Data records for software interfaces

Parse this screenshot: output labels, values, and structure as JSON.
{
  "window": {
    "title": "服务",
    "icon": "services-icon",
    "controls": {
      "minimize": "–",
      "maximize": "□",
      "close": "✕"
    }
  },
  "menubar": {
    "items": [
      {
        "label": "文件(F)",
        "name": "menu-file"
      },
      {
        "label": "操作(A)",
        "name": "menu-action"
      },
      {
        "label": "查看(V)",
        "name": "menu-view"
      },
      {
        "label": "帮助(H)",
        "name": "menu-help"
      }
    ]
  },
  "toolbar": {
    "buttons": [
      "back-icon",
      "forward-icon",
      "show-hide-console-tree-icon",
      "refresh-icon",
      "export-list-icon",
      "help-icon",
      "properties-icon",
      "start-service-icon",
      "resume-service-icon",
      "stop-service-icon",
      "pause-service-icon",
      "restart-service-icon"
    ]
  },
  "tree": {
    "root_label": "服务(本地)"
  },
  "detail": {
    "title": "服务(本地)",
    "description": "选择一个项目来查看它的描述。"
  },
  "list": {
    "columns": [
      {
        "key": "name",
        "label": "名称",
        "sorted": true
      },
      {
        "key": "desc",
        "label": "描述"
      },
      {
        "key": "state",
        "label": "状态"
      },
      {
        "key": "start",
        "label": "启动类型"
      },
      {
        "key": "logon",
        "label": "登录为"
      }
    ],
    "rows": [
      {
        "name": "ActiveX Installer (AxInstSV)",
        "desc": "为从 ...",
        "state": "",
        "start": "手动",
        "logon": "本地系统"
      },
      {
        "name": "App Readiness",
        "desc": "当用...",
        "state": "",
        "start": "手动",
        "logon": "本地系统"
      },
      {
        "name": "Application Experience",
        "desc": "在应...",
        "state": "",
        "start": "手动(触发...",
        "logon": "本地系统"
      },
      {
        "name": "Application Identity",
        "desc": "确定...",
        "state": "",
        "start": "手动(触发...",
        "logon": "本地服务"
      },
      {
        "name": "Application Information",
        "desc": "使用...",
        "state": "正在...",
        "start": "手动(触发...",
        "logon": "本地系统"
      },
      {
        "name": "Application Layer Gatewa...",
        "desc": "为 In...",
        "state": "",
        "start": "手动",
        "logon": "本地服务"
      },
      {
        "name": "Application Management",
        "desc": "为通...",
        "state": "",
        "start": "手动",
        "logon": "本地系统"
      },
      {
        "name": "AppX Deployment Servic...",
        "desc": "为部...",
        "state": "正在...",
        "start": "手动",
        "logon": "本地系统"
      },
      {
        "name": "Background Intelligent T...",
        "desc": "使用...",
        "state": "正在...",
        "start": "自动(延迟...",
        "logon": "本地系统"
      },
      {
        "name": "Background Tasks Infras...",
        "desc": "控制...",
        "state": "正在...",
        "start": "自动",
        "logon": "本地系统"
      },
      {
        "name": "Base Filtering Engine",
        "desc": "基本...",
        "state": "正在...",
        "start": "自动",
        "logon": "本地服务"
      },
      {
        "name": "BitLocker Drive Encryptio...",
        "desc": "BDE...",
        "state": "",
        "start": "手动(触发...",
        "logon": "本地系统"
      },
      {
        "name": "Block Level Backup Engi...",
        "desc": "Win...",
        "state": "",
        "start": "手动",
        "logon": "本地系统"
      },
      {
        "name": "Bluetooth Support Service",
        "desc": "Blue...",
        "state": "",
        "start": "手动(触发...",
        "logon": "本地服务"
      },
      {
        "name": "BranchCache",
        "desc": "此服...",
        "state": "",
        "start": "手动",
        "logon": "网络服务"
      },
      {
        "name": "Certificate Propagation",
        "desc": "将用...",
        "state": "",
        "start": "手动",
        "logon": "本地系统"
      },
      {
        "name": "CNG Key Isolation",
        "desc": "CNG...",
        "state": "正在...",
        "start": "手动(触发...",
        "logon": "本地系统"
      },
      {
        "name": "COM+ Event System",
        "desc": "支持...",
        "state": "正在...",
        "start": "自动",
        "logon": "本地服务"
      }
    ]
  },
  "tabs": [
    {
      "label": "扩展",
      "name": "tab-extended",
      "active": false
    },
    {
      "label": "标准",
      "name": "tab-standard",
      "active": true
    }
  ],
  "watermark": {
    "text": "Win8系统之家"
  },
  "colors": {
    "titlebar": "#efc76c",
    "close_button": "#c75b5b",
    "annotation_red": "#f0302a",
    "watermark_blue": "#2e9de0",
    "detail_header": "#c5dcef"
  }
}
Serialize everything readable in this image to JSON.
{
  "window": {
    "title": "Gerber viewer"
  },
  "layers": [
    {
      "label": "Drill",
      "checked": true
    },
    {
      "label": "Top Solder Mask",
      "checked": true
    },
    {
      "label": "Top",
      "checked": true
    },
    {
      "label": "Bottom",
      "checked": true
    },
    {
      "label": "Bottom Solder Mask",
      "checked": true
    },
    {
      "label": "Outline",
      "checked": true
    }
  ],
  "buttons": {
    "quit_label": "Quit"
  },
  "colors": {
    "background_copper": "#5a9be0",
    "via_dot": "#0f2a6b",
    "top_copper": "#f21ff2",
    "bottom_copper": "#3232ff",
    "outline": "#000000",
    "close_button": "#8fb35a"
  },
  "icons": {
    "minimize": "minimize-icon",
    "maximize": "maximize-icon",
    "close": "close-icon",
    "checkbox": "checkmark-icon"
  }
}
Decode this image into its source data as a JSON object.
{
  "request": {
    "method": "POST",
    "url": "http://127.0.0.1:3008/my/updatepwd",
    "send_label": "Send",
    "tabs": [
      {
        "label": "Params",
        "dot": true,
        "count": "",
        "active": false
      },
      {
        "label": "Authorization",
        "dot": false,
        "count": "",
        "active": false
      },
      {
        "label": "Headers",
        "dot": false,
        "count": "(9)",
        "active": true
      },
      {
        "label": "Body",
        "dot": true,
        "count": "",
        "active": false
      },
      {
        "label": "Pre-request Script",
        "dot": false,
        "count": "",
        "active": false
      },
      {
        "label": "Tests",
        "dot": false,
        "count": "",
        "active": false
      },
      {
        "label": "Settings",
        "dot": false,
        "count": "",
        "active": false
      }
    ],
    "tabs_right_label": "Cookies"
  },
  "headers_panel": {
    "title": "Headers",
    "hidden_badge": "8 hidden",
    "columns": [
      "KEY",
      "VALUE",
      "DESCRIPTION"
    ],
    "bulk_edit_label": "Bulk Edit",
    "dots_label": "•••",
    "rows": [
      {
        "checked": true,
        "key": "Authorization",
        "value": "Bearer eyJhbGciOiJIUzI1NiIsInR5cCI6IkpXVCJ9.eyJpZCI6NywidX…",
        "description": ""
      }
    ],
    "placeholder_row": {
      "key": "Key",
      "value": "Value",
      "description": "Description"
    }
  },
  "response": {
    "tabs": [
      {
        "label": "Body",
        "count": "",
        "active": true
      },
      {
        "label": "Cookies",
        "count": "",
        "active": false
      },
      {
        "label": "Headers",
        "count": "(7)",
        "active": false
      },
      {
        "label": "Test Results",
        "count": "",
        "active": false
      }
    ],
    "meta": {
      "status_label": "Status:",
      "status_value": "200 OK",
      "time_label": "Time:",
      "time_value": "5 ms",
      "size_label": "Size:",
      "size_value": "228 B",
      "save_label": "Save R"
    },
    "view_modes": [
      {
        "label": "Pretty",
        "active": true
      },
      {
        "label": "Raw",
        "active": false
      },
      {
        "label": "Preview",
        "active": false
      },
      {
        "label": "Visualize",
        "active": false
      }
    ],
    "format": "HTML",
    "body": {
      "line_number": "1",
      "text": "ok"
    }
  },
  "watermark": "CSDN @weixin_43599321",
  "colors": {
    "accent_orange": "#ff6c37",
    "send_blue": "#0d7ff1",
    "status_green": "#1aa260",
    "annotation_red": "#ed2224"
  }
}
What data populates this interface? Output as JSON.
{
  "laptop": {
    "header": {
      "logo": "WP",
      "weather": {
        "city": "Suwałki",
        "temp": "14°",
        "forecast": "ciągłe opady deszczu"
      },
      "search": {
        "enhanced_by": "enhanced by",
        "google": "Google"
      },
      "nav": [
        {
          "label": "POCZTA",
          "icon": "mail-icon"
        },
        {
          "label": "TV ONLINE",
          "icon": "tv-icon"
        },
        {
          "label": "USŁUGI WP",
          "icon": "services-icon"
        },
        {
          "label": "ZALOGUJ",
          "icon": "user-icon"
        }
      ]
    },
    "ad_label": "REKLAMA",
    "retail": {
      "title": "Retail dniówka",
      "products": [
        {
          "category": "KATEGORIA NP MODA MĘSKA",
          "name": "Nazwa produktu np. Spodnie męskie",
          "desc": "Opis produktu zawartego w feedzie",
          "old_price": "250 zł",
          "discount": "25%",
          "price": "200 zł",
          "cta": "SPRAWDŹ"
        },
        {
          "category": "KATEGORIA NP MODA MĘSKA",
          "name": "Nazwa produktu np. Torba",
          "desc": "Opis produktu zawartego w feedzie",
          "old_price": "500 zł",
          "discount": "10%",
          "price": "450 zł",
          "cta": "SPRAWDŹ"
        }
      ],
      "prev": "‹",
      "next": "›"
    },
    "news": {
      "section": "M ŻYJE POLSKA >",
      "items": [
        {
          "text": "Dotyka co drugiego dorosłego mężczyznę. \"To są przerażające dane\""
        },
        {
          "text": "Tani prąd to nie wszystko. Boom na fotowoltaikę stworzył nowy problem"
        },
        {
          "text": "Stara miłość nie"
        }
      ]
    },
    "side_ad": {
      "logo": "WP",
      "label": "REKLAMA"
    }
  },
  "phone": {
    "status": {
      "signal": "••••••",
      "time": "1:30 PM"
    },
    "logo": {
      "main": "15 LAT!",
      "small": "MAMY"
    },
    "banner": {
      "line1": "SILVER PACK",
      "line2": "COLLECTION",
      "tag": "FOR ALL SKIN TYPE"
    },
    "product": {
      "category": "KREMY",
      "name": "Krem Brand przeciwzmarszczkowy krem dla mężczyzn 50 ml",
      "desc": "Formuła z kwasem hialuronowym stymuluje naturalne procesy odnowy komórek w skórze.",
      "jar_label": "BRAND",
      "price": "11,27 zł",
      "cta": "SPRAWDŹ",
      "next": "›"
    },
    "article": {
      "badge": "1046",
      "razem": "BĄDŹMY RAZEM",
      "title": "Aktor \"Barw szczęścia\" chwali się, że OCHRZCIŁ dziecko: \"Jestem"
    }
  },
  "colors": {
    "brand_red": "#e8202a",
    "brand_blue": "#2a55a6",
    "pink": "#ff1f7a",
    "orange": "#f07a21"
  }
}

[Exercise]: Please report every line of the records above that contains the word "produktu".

[Solved exercise]:
          "name": "Nazwa produktu np. Spodnie męskie",
          "desc": "Opis produktu zawartego w feedzie",
          "name": "Nazwa produktu np. Torba",
          "desc": "Opis produktu zawartego w feedzie",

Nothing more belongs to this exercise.